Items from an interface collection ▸
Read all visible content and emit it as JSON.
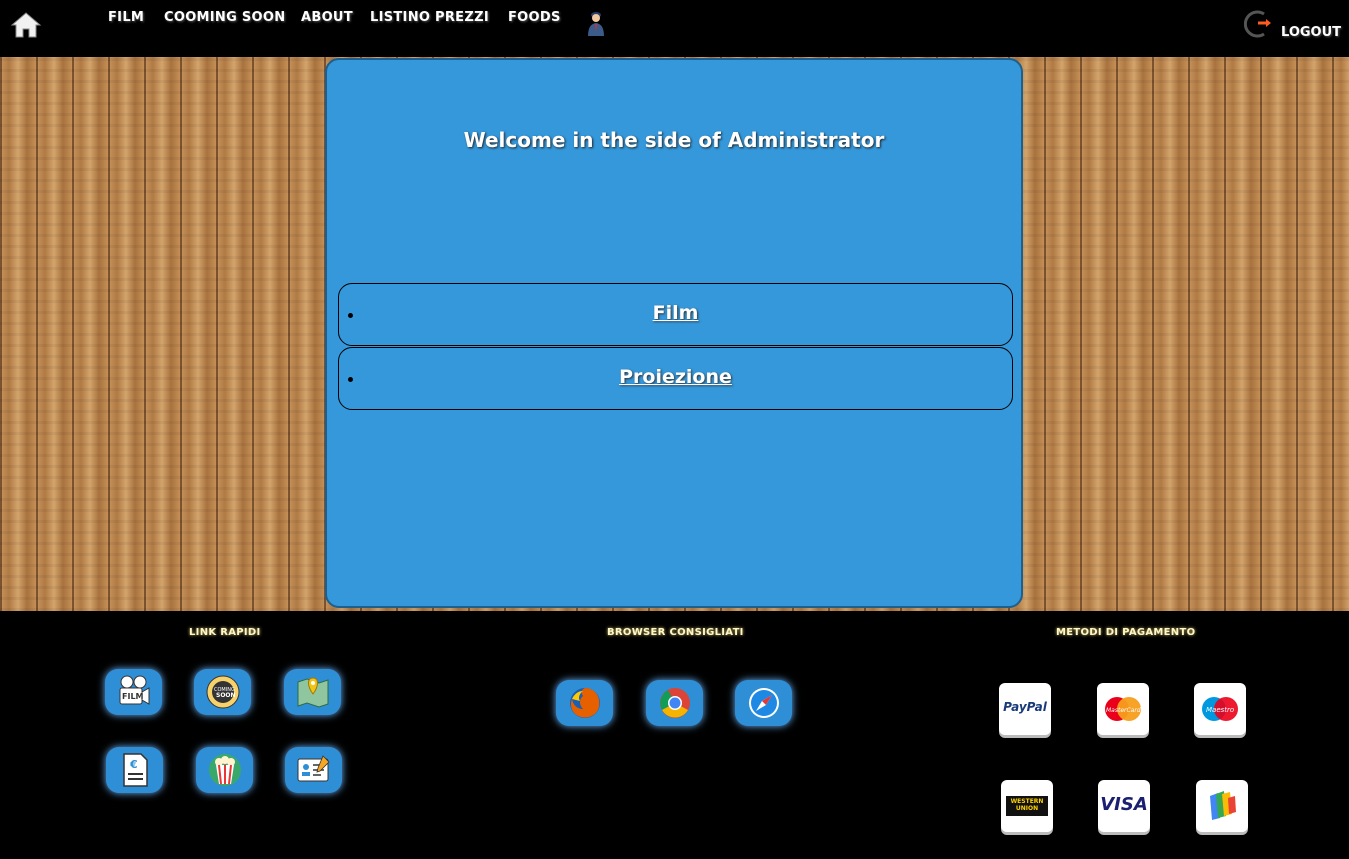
{
  "nav": {
    "home_icon": "home-icon",
    "items": [
      "FILM",
      "COOMING SOON",
      "ABOUT",
      "LISTINO PREZZI",
      "FOODS"
    ],
    "user_icon": "admin-user-icon",
    "logout_label": "LOGOUT",
    "logout_icon": "logout-icon"
  },
  "main": {
    "welcome": "Welcome in the side of Administrator",
    "menu": [
      {
        "label": "Film"
      },
      {
        "label": "Proiezione"
      }
    ]
  },
  "footer": {
    "quick_links": {
      "title": "LINK RAPIDI",
      "icons": [
        "film-camera-icon",
        "coming-soon-icon",
        "map-icon",
        "price-list-icon",
        "popcorn-icon",
        "contact-card-icon"
      ]
    },
    "browsers": {
      "title": "BROWSER CONSIGLIATI",
      "icons": [
        "firefox-icon",
        "chrome-icon",
        "safari-icon"
      ]
    },
    "payments": {
      "title": "METODI DI PAGAMENTO",
      "methods": [
        "PayPal",
        "MasterCard",
        "Maestro",
        "WESTERN UNION",
        "VISA",
        "wallet"
      ]
    }
  },
  "colors": {
    "panel": "#3498db",
    "topbar": "#000000",
    "accent_orange": "#ff5a1f"
  }
}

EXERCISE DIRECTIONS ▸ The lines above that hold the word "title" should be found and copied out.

OUTPUT FOR THIS TASK ▸
      "title": "LINK RAPIDI",
      "title": "BROWSER CONSIGLIATI",
      "title": "METODI DI PAGAMENTO",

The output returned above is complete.